● To do: Search the records for the string "accent", then copy each line where it appears.

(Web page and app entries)
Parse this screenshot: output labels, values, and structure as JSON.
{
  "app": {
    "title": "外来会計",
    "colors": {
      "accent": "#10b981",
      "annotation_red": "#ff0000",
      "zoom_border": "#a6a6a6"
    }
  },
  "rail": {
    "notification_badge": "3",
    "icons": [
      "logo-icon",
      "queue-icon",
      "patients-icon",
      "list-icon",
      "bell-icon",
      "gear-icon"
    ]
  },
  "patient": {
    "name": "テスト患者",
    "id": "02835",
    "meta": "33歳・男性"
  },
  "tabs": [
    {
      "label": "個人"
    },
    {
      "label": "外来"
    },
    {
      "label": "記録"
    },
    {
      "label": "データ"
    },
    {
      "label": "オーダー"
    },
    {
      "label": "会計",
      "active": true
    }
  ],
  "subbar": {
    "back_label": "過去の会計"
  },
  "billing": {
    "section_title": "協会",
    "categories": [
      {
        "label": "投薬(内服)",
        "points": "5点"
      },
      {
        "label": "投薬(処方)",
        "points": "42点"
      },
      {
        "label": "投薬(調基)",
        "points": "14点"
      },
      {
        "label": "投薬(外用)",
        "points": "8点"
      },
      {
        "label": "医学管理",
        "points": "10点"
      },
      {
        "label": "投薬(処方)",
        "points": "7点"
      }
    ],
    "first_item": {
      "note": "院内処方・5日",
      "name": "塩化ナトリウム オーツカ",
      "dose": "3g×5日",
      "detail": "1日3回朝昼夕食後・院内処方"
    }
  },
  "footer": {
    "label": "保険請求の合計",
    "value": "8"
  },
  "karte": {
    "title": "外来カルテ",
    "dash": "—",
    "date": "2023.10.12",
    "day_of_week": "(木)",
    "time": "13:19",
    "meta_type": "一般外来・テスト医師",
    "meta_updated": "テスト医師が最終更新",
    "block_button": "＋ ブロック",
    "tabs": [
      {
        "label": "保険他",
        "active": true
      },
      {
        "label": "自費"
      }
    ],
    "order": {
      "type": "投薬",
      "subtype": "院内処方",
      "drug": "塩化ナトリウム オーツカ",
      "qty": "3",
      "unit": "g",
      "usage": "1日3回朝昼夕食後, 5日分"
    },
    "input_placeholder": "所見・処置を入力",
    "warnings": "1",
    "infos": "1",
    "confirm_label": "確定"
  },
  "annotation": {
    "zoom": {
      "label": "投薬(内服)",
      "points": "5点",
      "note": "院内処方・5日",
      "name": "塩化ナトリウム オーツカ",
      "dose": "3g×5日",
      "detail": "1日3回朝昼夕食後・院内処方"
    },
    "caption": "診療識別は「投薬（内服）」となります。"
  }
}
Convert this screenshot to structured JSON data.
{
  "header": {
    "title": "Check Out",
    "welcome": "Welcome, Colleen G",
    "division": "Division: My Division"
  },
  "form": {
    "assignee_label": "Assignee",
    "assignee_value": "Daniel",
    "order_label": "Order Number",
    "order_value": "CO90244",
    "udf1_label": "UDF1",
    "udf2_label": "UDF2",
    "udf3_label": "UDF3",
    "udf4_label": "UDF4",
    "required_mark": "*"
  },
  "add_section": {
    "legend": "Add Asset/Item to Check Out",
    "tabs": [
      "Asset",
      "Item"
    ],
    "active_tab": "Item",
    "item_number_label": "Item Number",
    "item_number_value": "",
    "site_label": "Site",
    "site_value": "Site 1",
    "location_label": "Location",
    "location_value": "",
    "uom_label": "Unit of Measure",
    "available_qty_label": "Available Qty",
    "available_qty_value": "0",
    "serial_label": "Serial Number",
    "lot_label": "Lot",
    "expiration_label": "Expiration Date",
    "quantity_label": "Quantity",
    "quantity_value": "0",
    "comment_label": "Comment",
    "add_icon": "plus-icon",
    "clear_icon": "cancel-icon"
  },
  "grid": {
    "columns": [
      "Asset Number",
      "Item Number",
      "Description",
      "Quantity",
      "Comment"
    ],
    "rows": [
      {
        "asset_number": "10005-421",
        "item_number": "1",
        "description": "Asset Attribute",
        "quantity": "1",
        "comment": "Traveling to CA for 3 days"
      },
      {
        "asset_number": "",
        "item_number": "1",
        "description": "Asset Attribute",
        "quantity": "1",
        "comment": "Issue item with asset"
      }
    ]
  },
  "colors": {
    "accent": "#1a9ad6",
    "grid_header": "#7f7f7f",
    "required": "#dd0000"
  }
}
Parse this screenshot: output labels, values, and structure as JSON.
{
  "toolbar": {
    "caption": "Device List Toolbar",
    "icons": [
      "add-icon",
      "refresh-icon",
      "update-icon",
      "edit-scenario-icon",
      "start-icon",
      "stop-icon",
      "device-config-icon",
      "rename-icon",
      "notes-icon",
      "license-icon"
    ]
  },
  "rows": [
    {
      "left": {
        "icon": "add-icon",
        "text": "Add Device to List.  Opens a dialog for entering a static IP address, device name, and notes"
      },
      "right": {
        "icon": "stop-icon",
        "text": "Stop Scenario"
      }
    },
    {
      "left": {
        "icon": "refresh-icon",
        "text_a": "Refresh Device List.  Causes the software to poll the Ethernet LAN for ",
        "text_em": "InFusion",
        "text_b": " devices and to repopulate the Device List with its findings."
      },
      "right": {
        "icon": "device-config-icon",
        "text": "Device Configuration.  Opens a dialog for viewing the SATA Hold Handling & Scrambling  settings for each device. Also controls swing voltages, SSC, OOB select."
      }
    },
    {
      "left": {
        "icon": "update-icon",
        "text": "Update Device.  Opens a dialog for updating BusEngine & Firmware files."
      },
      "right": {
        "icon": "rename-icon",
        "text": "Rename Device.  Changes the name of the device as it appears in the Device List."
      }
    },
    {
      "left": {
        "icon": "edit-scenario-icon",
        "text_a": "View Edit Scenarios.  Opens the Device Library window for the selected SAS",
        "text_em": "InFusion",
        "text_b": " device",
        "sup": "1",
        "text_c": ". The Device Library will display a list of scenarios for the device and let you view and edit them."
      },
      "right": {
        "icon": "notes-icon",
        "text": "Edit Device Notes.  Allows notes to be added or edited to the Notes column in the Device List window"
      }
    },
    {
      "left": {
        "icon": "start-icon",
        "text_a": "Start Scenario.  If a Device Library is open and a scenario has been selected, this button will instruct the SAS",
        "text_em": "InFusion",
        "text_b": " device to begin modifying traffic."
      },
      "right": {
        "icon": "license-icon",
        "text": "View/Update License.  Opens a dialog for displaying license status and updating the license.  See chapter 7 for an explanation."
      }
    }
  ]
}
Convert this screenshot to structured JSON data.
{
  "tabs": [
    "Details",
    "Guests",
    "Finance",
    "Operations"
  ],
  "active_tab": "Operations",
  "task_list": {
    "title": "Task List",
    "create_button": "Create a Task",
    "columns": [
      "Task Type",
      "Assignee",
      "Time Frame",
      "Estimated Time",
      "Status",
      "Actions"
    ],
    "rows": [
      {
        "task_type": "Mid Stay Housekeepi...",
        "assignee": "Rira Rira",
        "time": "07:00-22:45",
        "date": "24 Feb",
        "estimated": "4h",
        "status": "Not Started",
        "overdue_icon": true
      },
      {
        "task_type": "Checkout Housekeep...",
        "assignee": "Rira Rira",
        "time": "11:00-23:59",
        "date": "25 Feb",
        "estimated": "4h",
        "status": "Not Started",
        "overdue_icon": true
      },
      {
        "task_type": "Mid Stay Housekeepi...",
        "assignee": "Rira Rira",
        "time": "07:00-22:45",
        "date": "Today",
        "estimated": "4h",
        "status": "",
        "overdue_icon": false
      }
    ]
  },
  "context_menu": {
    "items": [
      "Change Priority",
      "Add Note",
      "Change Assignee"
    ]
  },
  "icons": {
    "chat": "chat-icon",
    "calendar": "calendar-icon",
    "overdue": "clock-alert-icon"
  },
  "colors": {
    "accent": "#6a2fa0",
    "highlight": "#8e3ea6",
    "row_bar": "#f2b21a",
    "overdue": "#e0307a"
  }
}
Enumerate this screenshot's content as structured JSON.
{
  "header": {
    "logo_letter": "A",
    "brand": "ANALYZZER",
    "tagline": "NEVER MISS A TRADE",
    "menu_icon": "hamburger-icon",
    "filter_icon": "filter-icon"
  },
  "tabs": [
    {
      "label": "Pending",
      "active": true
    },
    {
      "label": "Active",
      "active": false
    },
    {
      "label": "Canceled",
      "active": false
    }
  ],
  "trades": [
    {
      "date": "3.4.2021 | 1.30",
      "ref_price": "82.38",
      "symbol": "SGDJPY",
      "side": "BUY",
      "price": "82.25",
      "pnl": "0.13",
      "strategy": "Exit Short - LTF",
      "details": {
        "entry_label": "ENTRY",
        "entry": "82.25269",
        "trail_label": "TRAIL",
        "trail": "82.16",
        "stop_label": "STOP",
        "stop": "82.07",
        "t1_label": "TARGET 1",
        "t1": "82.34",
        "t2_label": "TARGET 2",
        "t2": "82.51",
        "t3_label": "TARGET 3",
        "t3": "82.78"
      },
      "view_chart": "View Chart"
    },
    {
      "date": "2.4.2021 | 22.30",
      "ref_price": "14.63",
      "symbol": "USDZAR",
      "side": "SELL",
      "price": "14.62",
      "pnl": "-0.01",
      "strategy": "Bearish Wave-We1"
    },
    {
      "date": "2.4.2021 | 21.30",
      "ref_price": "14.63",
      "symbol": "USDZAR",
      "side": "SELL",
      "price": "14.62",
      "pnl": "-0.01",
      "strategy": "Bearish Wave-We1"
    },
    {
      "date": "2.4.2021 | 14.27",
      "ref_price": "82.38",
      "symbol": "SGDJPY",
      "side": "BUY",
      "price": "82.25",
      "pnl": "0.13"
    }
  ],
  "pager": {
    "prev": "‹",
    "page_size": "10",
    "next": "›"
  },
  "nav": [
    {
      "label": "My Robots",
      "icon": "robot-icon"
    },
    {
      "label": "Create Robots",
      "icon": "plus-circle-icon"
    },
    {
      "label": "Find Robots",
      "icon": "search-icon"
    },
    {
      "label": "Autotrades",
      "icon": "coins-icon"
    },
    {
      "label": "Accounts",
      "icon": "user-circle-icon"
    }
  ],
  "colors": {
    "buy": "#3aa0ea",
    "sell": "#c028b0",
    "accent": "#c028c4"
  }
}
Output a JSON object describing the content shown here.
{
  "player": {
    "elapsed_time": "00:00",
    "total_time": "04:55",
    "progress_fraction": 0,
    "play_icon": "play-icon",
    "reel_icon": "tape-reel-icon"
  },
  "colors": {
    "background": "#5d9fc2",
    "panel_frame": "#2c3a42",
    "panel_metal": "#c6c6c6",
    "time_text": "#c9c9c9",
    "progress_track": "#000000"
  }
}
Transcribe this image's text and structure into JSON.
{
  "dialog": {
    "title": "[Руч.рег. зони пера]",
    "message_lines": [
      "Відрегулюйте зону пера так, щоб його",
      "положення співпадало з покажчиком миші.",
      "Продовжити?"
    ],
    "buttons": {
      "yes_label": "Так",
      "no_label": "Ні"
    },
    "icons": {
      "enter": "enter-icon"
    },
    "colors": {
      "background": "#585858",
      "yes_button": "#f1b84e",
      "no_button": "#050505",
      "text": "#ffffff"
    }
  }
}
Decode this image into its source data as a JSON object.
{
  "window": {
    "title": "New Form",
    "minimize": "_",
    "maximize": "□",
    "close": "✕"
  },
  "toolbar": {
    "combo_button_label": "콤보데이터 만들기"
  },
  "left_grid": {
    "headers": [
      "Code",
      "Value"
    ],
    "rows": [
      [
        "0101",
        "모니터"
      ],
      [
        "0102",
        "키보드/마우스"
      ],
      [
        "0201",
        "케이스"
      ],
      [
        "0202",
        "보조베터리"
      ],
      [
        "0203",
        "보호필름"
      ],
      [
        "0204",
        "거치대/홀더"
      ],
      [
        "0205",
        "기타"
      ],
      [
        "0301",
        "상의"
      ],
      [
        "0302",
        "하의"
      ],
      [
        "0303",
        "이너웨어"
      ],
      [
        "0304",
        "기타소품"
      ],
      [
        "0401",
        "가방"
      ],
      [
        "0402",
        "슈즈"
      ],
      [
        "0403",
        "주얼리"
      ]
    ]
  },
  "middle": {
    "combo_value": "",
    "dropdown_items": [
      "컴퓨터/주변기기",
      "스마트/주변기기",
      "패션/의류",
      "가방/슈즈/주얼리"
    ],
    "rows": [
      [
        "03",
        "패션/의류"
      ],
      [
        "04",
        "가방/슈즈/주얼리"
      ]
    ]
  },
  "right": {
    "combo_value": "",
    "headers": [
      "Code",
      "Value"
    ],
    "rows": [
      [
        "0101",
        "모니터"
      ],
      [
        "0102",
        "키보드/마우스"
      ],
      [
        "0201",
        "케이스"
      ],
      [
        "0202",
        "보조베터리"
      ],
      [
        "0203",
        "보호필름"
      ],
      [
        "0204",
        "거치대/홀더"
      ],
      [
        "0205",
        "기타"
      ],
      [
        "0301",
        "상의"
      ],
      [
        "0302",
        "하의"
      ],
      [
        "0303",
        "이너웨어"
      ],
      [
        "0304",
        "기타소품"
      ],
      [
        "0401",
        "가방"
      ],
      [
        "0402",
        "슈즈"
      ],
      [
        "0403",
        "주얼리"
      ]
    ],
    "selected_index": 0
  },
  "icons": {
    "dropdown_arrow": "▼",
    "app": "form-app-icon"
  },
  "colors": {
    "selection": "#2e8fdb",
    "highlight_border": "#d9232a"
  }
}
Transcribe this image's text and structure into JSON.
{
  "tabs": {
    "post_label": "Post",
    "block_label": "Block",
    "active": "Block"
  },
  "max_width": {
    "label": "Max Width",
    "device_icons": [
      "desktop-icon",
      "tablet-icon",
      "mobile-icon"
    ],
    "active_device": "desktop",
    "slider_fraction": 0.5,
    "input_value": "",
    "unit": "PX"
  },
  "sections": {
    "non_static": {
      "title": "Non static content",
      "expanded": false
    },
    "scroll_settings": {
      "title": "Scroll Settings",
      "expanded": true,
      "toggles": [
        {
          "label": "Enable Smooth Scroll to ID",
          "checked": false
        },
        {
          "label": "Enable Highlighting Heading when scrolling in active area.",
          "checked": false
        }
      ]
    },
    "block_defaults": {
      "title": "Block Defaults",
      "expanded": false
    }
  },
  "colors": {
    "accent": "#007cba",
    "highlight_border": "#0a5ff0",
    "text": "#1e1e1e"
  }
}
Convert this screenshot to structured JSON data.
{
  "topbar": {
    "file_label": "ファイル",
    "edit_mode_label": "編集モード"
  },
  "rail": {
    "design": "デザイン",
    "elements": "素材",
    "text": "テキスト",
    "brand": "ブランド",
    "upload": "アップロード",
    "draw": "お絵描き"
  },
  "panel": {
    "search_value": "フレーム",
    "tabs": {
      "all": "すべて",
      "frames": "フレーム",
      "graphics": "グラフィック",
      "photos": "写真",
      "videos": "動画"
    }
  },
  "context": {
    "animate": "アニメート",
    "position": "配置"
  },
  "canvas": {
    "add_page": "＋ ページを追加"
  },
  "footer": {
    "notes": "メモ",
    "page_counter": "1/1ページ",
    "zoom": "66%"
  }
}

● Task response:
      "accent": "#10b981",
    "accent": "#1a9ad6",
    "accent": "#6a2fa0",
    "accent": "#c028c4"
    "accent": "#007cba",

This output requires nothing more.